Tuesday, September 12, 2006


that's what trying to pin down conspiracy theorists often feels like. Any counter-evidence one brings to the table is ignored, obfuscated, subjected to the "yes, but what about ..." routine or (my favorite) is accepted as evidence of just how deep the conspiracy runs.

That doesn't mean that trying to debunk conspiracy theories isn't a worthwhile effort, merely that it is a frustrating one. As such, the conclusions of James Meigs of Popular Mechanics are gratifying but not terribly surprising:
In every single case, we found that the very facts used by conspiracy theorists to support their fantasies are mistaken, misunderstood or deliberately falsified.

Here's one example: Meyssan and hundreds of Web sites cite an eyewitness who said the craft that hit the Pentagon looked "like a cruise missile with wings." Here's what that witness, a Washington, D.C., broadcaster named Mike Walter, actually told CNN: "I looked out my window and I saw this plane, this jet, an American Airlines jet, coming. And I thought, 'This doesn't add up. It's really low.' And I saw it. I mean, it was like a cruise missile with wings.
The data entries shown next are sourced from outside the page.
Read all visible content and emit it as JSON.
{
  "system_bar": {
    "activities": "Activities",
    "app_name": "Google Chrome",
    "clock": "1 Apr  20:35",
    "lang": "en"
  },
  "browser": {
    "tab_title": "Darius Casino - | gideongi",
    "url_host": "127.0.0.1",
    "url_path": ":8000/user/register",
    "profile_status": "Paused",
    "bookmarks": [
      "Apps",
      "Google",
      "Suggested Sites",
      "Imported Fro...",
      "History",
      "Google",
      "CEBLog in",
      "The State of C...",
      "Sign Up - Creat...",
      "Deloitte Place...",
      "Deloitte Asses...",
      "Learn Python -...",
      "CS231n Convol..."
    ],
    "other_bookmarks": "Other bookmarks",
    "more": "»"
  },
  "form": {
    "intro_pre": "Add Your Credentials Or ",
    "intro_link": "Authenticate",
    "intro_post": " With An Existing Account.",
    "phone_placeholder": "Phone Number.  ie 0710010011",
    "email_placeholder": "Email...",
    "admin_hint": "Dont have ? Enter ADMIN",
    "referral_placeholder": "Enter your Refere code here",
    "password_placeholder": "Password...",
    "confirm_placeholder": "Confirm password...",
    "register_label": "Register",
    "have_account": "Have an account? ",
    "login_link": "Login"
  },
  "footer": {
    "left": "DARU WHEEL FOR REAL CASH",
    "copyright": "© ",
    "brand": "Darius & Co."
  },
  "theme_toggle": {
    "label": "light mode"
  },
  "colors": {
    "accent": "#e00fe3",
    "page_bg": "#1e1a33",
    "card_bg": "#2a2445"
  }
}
It went right there and slammed right into the Pentagon."

We talked to Walter and, like so many of the experts and witnesses widely quoted by conspiracy theorists, he told us he is heartsick to see the way his words have been twisted: "I struggle with the fact that my comments will forever be taken out of context."

This page is powered by Blogger. Isn't yours?